* [Your goal] Scan the records for lines with the word "accent", and copy every such line.

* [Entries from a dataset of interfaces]
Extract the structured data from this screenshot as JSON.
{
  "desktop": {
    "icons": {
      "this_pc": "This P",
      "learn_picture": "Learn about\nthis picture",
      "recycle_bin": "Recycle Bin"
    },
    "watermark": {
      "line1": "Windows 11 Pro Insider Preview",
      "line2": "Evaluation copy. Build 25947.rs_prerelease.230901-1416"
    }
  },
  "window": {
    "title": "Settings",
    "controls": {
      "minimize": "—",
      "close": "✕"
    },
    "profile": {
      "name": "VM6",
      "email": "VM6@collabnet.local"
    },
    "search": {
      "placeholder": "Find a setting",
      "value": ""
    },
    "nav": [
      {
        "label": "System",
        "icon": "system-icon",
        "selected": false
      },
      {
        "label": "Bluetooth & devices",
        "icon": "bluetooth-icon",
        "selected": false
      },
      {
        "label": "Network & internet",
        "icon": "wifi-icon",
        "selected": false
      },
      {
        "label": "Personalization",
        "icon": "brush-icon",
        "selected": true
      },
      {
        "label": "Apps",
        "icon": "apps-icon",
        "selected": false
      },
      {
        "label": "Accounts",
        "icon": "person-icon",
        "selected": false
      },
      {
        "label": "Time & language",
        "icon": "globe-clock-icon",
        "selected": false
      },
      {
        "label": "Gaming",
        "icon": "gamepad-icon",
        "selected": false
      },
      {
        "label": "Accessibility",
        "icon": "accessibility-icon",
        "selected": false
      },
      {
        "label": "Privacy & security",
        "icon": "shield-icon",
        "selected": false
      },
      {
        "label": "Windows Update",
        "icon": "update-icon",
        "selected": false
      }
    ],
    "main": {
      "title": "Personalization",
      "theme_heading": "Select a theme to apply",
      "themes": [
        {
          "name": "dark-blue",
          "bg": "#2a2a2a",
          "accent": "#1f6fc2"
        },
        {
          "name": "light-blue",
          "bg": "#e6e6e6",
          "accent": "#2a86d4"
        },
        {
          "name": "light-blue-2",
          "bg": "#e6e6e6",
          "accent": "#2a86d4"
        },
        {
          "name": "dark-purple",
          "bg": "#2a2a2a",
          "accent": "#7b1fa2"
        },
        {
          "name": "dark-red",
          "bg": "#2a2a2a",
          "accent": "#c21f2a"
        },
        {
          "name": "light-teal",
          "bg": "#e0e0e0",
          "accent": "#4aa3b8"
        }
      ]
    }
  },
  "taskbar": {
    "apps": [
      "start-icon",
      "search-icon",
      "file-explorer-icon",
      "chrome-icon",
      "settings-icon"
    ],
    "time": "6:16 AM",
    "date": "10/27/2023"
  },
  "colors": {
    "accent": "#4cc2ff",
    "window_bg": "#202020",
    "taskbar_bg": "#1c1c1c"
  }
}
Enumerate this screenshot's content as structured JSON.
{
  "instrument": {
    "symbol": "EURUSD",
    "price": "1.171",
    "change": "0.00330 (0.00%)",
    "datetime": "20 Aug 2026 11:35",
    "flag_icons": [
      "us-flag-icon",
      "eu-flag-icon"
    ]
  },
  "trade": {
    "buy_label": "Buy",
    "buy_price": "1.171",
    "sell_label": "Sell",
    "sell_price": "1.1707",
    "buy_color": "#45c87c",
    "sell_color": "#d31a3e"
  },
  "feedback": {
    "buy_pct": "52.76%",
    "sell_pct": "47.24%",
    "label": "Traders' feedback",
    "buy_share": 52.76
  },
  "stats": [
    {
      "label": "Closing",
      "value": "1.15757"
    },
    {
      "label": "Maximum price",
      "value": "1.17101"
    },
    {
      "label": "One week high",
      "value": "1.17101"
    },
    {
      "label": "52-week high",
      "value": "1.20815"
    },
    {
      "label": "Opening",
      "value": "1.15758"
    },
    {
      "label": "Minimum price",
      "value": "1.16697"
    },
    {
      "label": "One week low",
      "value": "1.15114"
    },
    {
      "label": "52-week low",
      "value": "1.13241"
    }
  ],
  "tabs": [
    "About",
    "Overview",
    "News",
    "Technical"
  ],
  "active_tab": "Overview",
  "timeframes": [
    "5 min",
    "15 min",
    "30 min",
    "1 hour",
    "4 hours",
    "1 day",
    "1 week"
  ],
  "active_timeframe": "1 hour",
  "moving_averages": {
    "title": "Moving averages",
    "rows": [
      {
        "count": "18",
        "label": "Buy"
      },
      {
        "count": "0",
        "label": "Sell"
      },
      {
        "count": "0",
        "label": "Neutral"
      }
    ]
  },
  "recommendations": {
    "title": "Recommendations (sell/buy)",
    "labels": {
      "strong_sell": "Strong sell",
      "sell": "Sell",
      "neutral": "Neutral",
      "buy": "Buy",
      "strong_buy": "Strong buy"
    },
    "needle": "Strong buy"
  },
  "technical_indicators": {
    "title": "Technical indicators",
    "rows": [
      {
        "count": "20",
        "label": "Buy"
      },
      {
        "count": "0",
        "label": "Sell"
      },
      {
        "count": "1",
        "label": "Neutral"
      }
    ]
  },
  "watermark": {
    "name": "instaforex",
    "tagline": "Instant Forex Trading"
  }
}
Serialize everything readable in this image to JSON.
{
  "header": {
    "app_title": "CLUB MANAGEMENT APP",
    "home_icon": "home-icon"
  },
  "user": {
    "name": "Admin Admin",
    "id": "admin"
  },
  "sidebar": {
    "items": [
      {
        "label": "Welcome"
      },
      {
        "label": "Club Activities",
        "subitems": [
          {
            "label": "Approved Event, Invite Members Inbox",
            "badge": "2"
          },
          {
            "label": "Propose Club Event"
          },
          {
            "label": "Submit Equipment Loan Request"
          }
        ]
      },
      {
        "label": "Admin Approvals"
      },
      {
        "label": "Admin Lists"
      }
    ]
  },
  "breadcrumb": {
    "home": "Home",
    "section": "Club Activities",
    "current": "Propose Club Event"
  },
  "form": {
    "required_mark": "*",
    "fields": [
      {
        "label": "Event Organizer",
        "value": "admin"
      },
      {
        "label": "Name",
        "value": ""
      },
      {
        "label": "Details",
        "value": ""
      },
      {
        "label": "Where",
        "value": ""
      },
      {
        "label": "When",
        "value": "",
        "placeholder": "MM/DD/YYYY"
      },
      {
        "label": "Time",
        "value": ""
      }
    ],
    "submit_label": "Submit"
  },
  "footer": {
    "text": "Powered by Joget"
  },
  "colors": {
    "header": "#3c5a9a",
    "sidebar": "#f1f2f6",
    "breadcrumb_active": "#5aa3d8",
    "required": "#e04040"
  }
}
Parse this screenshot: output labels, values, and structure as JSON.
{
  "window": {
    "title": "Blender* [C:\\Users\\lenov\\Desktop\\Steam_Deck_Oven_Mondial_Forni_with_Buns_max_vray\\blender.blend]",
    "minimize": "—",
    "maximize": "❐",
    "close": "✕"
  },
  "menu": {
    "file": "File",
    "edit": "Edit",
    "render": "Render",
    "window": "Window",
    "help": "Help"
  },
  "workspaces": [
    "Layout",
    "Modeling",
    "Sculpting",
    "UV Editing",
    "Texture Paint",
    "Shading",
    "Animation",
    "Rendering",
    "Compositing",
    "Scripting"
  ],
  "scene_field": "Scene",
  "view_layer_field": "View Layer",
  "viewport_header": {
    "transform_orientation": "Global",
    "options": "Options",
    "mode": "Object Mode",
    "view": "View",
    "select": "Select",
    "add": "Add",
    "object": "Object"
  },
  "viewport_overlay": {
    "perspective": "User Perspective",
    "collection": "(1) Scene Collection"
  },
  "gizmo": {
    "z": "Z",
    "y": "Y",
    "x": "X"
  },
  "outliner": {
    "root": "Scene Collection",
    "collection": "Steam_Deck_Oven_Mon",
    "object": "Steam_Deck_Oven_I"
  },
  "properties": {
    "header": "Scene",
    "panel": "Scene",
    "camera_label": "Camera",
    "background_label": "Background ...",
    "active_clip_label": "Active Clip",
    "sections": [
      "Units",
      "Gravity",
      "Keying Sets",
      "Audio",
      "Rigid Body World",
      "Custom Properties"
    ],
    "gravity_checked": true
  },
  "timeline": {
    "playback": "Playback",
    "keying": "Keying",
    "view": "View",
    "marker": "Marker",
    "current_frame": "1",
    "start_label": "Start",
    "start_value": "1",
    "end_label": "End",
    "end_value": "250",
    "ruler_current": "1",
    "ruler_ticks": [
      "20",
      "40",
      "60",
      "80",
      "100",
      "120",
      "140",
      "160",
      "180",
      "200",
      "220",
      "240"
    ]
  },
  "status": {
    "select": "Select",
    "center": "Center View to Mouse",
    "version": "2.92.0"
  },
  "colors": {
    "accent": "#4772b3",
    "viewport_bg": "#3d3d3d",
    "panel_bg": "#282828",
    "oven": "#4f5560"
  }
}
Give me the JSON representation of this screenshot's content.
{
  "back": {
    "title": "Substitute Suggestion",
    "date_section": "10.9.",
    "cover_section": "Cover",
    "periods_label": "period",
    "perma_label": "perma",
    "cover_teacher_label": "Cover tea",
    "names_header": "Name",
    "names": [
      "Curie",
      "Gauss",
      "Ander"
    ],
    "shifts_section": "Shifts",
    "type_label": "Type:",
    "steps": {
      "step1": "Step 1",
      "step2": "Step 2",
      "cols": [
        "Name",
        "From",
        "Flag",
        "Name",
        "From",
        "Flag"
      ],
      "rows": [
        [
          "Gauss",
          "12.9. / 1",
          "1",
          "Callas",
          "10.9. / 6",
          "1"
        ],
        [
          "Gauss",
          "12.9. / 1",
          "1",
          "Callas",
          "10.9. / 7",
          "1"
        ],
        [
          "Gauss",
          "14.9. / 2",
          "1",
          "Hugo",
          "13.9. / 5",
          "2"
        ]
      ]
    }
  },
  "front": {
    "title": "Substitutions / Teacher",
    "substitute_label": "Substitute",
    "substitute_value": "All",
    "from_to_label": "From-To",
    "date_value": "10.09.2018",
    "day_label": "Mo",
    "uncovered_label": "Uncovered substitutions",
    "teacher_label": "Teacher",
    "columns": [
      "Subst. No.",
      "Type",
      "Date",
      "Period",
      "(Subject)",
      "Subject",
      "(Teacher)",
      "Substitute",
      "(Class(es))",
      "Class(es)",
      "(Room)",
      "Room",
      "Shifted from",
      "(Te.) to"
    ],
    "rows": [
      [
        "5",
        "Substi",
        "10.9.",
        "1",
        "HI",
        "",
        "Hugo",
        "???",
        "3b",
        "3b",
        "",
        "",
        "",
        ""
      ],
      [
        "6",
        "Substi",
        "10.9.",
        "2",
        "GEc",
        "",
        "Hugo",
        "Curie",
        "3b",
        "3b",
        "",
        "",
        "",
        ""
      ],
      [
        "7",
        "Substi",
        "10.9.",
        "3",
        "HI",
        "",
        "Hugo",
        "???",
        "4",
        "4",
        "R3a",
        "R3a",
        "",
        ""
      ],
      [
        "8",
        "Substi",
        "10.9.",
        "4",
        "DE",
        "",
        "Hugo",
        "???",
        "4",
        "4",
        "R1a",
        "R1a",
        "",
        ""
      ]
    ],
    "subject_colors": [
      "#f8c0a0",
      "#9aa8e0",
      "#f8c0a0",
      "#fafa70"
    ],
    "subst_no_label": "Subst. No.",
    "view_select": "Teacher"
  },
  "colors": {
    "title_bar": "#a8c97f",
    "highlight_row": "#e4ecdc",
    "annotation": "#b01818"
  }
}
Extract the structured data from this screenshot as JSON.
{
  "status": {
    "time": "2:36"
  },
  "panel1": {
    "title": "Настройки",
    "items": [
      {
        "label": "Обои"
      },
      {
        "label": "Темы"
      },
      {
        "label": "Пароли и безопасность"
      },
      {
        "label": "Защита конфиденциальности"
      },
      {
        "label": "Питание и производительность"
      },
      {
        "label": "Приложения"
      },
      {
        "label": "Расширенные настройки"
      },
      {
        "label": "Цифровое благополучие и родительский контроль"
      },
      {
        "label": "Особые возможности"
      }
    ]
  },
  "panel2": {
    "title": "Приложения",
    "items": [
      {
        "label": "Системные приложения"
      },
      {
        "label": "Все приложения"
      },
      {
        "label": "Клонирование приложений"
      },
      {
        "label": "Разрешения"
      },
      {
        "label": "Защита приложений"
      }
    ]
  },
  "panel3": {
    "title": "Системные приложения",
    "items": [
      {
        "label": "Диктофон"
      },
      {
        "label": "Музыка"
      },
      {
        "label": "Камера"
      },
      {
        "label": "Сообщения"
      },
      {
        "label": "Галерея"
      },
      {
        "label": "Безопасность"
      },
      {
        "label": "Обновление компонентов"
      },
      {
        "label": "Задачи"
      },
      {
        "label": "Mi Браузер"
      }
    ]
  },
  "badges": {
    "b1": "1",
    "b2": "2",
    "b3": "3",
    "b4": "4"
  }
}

* [Solution]
          "accent": "#1f6fc2"
          "accent": "#2a86d4"
          "accent": "#2a86d4"
          "accent": "#7b1fa2"
          "accent": "#c21f2a"
          "accent": "#4aa3b8"
    "accent": "#4cc2ff",
    "accent": "#4772b3",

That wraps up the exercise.